But it's an appropriate title.
Life's a whirlwind. I'm a writer, and it's not just this blog. I write the content for Christian History for Everyman and Proof of Evolution. I edit and upload the pages for A Brief History of Soccer. Well, I should say that I think about writing the content for Proof of Evolution. I don't have time for it.
I do have two blogs that I do find time for, though, this one and The Rest of the Old, Old Story.
I recently wrote a 40-page booklet called The Apostles' Gospel. I was supposed to do a final edit on it this last week, but I couldn't get to it. I spent all day Thursday in Nashville getting checkups at Vanderbilt, which I wrote about. Friday we were out looking at warehouses all day because our business has outgrown its current building, and we need to move. Between the heat and all the walking—one of those warehouses was like a small town—I was exhausted and had to cancel a teaching I was to do Friday night.

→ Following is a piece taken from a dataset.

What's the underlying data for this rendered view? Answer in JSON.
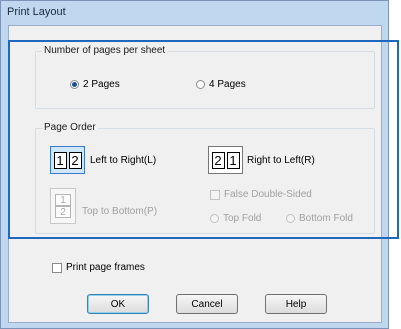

Today I edited an old booklet of mine called How To Make a Church Fail. It purports to be a discovered letter by Satan explaining how he got the church to compromise with the government in the fourth-century Roman empire. Call it an unusual form of historical fiction. I haven't read it myself in three years, and I loved it.
Okay, maybe that's a weird thing to say about my own book.
It'll be out on Kindle in no more than a month, I'm sure. My assistant and daughter-in-law, Dassi, is furiously fast at turning edited copy into a booklet with an incredible book cover. She adapted the terrific painting done for me by Jeremiah Briggs into the best cover I've even seen. Too bad's it on a 20-page booklet. On the other hand, booklets are cheap. The artwork on the cover will be worth more than the purchase price!
I've already started on a book called The New Law. It's only got eight pages so far, but the only review I've gotten was, "I'm so disappointed it ended there."
I have a booklet somewhat done that I found on my hard drive called The Gospel and Grace. I would love to edit that one, too, but I don't know when I'll have time.
In the meantime, I just sent an email today asking for Dassi's help on turning the "Yippee! I Have Leukemia" blog into a book. I've been meaning to do that for a year, but ... yeah, I haven't had time.
Thursday and Friday, the days I went to Vanderbilt and looked at warehouses, I spent free time on the phone trying to work out pre-approval for a loan so we can buy a house in Memphis. Friday afternoon, a customer with an Irish brogue came in and struck up conversation. It was great, but I got a phone call and questions from the warehouse staff during the conversation, and when I was done, I couldn't think straight. I was light-headed, and the world looked extraordinarily yellow.
I'm featuring my first book, In the Beginning Was the Logos, on Kindle boards on Monday. It will be at 99 cents for Kindle through all of June, despite the fact that it is over 400 pages of captivating history and years of research. (The most common remark about the book is, "I can't believe you did all this research!" The second most common is, "Wow, this history book was actually interesting.") It will also be featured on Bookbub.com and BookGorilla.com sometime this month.
What I got really excited about, though, was that the manager of the Buffalo Wild Wings in Jackson asked me to come down and do a book signing. That would be fun!
I gave him a signed copy of the book when it came out. I talk to him here and there because we've ordered a massive amount of wings for our warehouse a couple time as a thank you to the workers. If they were closer to our warehouse, we'd do it more often!